▶ **Action item**: Wherever a line in the records contains the word "screenshot", return that line.

▶ **Dataset content**:
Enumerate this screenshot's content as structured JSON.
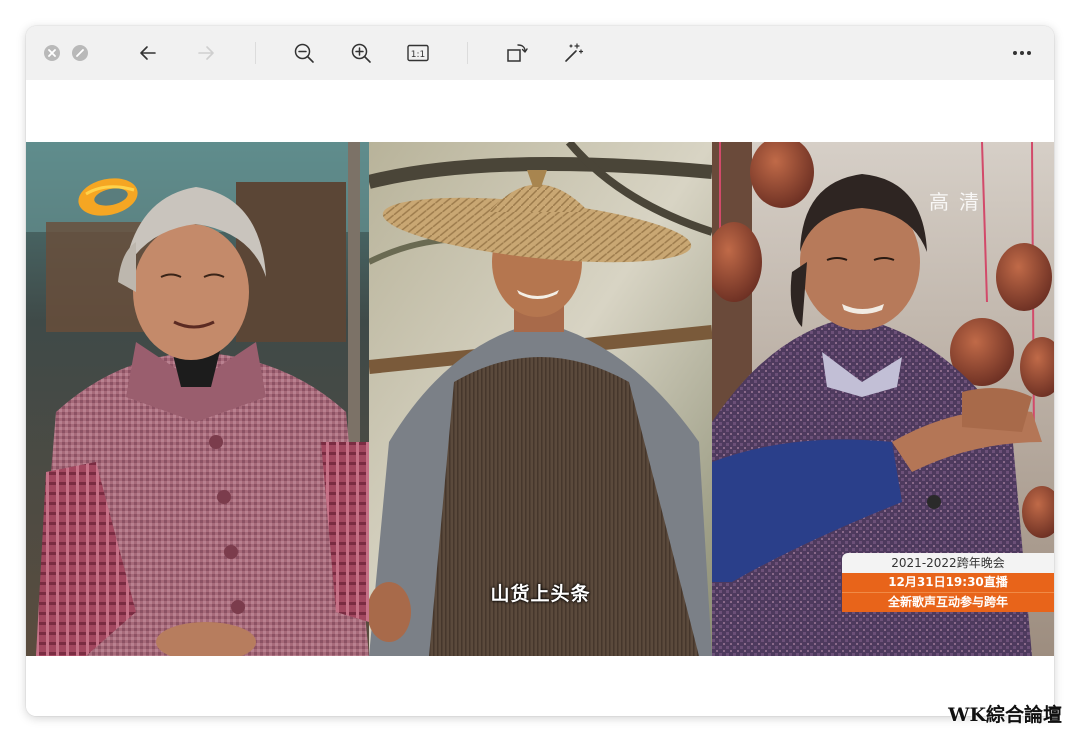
{
  "toolbar": {
    "close_icon": "close-icon",
    "minimize_icon": "minimize-icon",
    "back_icon": "arrow-left-icon",
    "forward_icon": "arrow-right-icon",
    "zoom_out_icon": "zoom-out-icon",
    "zoom_in_icon": "zoom-in-icon",
    "actual_size_label": "1:1",
    "rotate_icon": "rotate-icon",
    "enhance_icon": "magic-wand-icon",
    "more_icon": "more-icon"
  },
  "image": {
    "caption": "山货上头条",
    "hd_badge": "高清",
    "promo": {
      "line1": "2021-2022跨年晚会",
      "line2": "12月31日19:30直播",
      "line3": "全新歌声互动参与跨年"
    },
    "colors": {
      "promo_orange": "#e8641a",
      "logo_orange": "#f5a623"
    }
  },
  "watermark": "WK綜合論壇"
}
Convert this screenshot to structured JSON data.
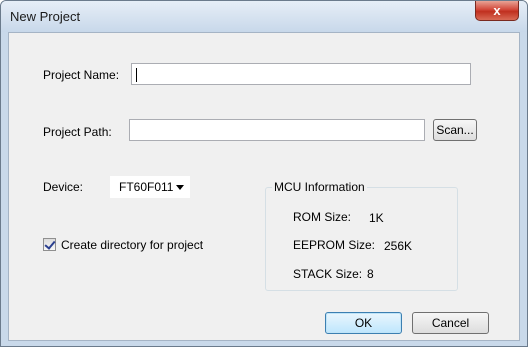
{
  "window": {
    "title": "New Project",
    "close_label": "x"
  },
  "form": {
    "project_name_label": "Project Name:",
    "project_name_value": "",
    "project_path_label": "Project Path:",
    "project_path_value": "",
    "scan_label": "Scan...",
    "device_label": "Device:",
    "device_value": "FT60F011",
    "create_dir_label": "Create directory for project",
    "create_dir_checked": true
  },
  "mcu_info": {
    "title": "MCU Information",
    "rom_label": "ROM Size:",
    "rom_value": "1K",
    "eeprom_label": "EEPROM Size:",
    "eeprom_value": "256K",
    "stack_label": "STACK Size:",
    "stack_value": "8"
  },
  "buttons": {
    "ok_label": "OK",
    "cancel_label": "Cancel"
  }
}
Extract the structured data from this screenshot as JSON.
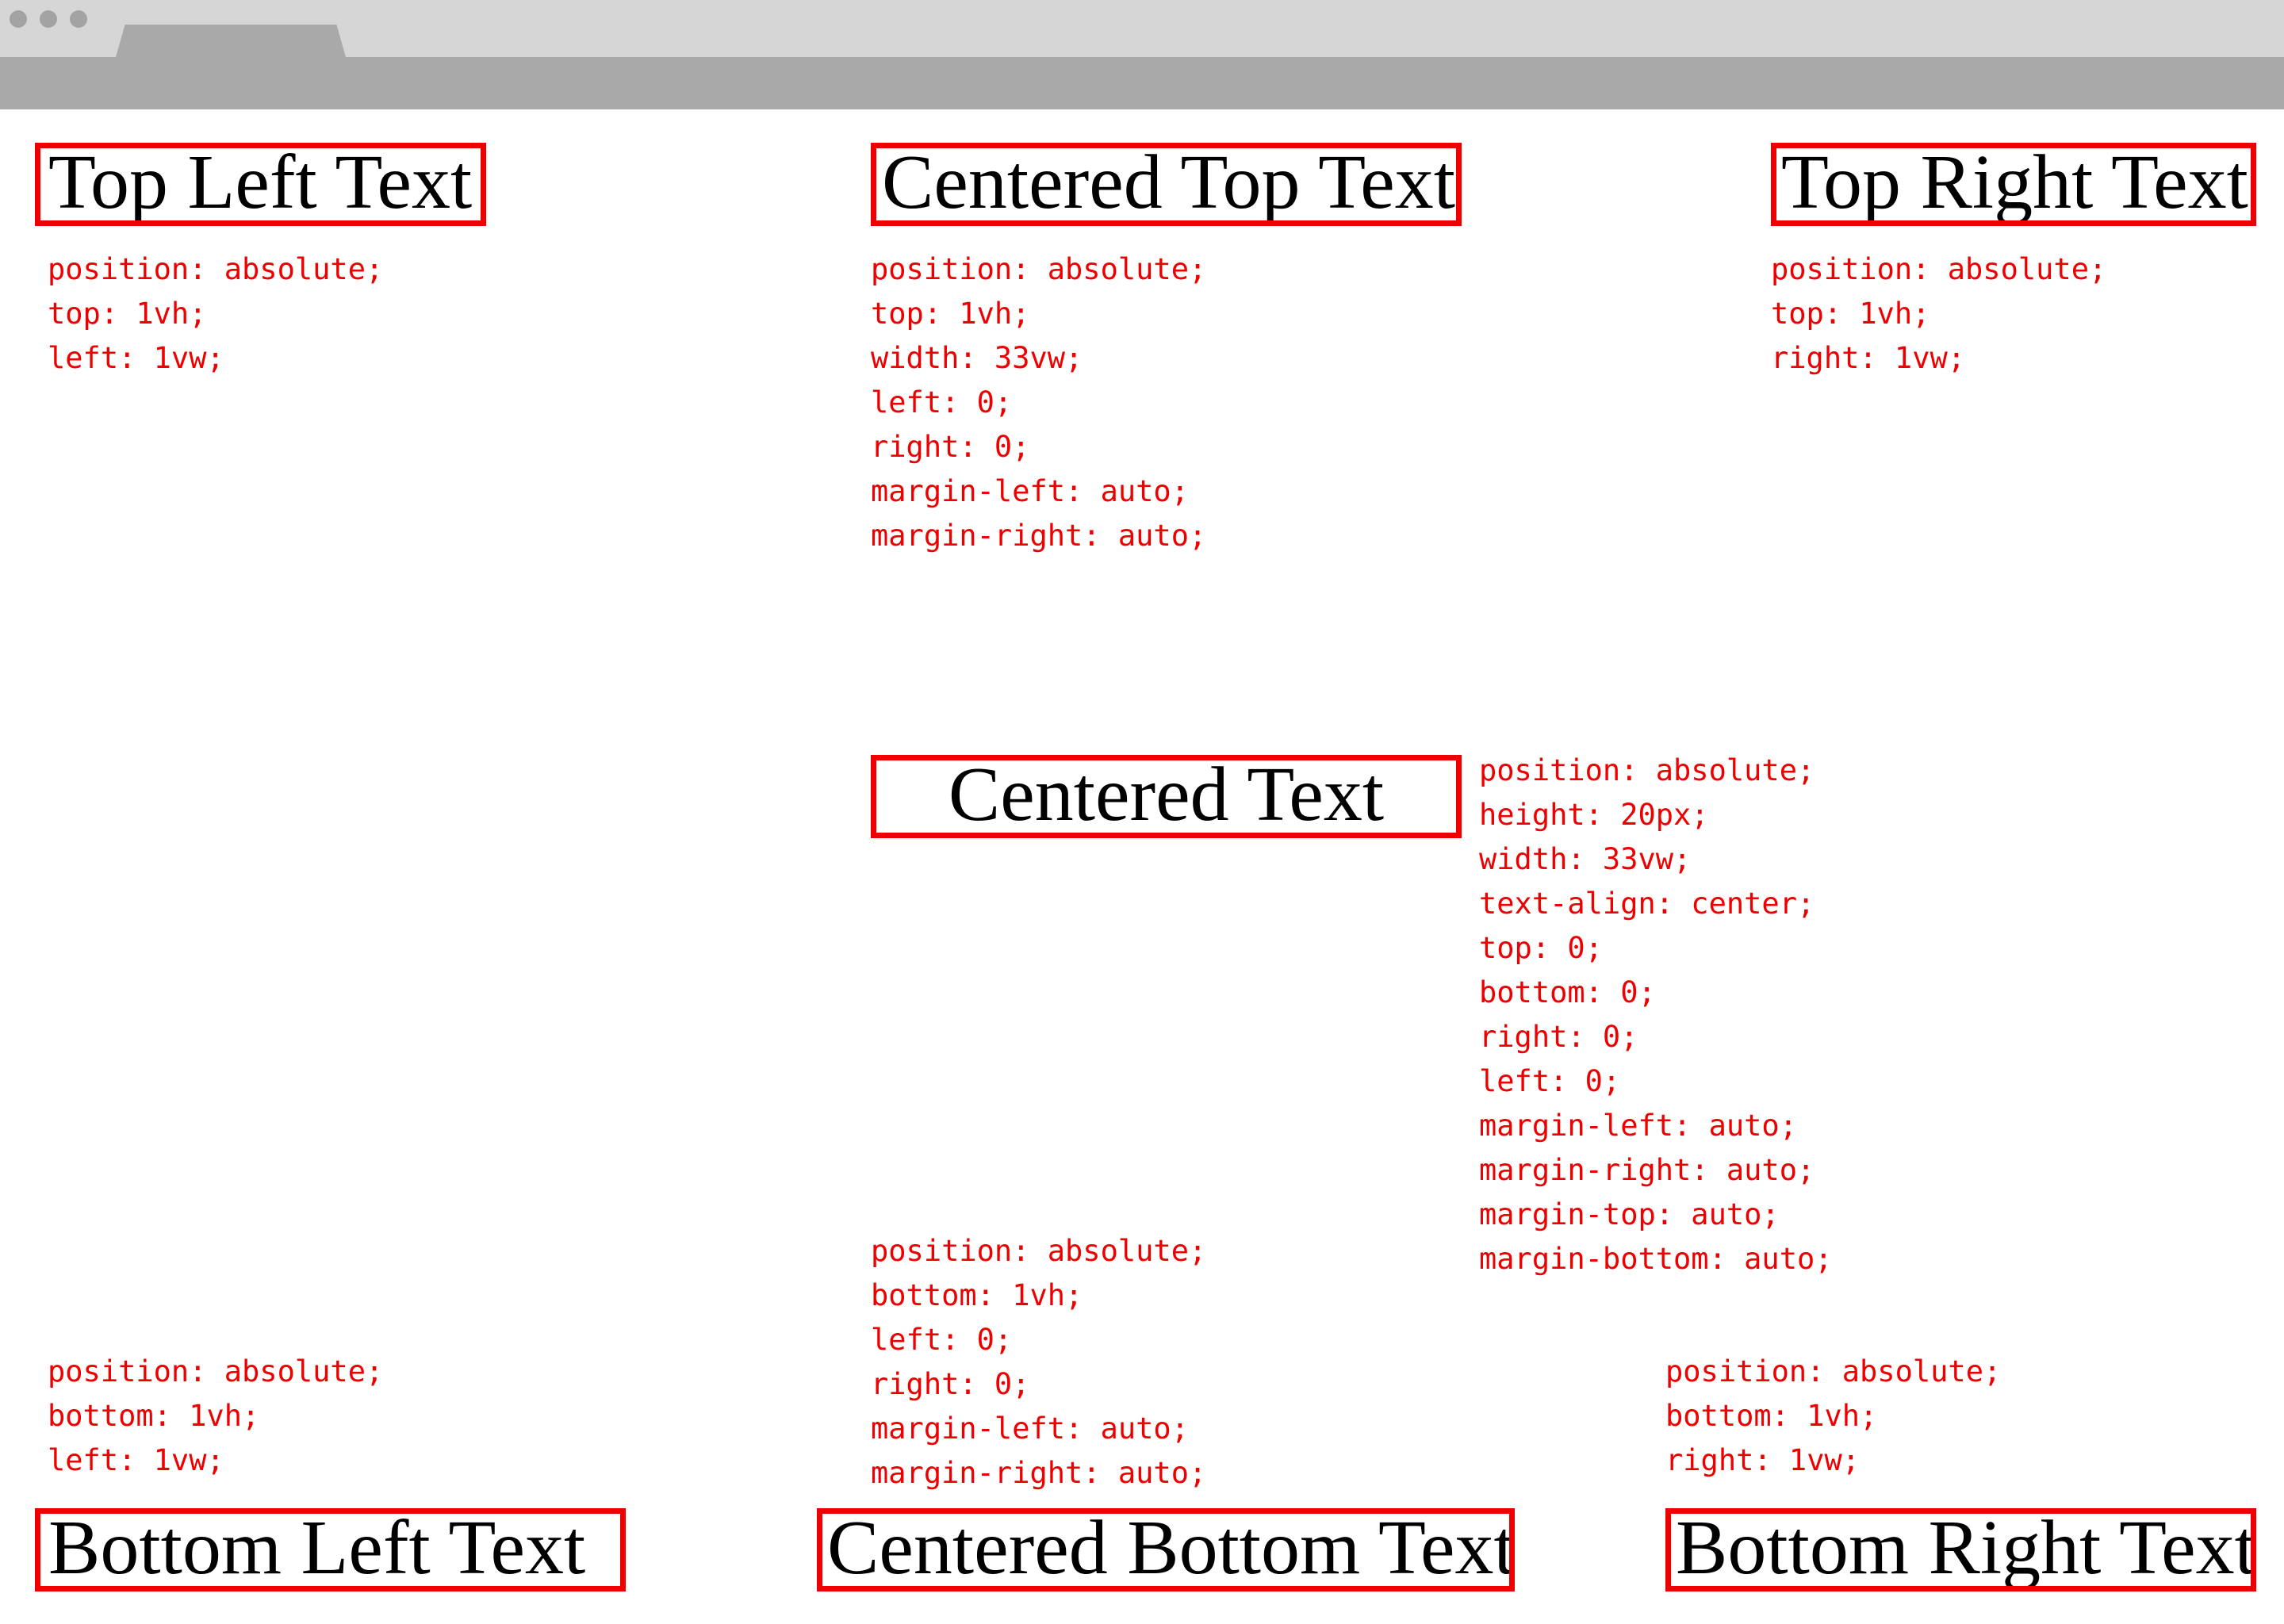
{
  "colors": {
    "chrome_light": "#d6d6d6",
    "chrome_dark": "#a9a9a9",
    "accent_red": "#ee0000",
    "text": "#000000",
    "background": "#ffffff"
  },
  "window_controls": {
    "icons": [
      "window-dot-icon",
      "window-dot-icon",
      "window-dot-icon"
    ]
  },
  "boxes": {
    "top_left": "Top Left Text",
    "top_center": "Centered Top Text",
    "top_right": "Top Right Text",
    "center": "Centered Text",
    "bottom_left": "Bottom Left Text",
    "bottom_center": "Centered Bottom Text",
    "bottom_right": "Bottom Right Text"
  },
  "css": {
    "top_left": [
      "position: absolute;",
      "top: 1vh;",
      "left: 1vw;"
    ],
    "top_center": [
      "position: absolute;",
      "top: 1vh;",
      "width: 33vw;",
      "left: 0;",
      "right: 0;",
      "margin-left: auto;",
      "margin-right: auto;"
    ],
    "top_right": [
      "position: absolute;",
      "top: 1vh;",
      "right: 1vw;"
    ],
    "center": [
      "position: absolute;",
      "height: 20px;",
      "width: 33vw;",
      "text-align: center;",
      "top: 0;",
      "bottom: 0;",
      "right: 0;",
      "left: 0;",
      "margin-left: auto;",
      "margin-right: auto;",
      "margin-top: auto;",
      "margin-bottom: auto;"
    ],
    "bottom_center": [
      "position: absolute;",
      "bottom: 1vh;",
      "left: 0;",
      "right: 0;",
      "margin-left: auto;",
      "margin-right: auto;"
    ],
    "bottom_left": [
      "position: absolute;",
      "bottom: 1vh;",
      "left: 1vw;"
    ],
    "bottom_right": [
      "position: absolute;",
      "bottom: 1vh;",
      "right: 1vw;"
    ]
  }
}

▶ **Task solution**:
Enumerate this screenshot's content as structured JSON.
Convert this screenshot to structured JSON data.
Extract the structured data from this screenshot as JSON.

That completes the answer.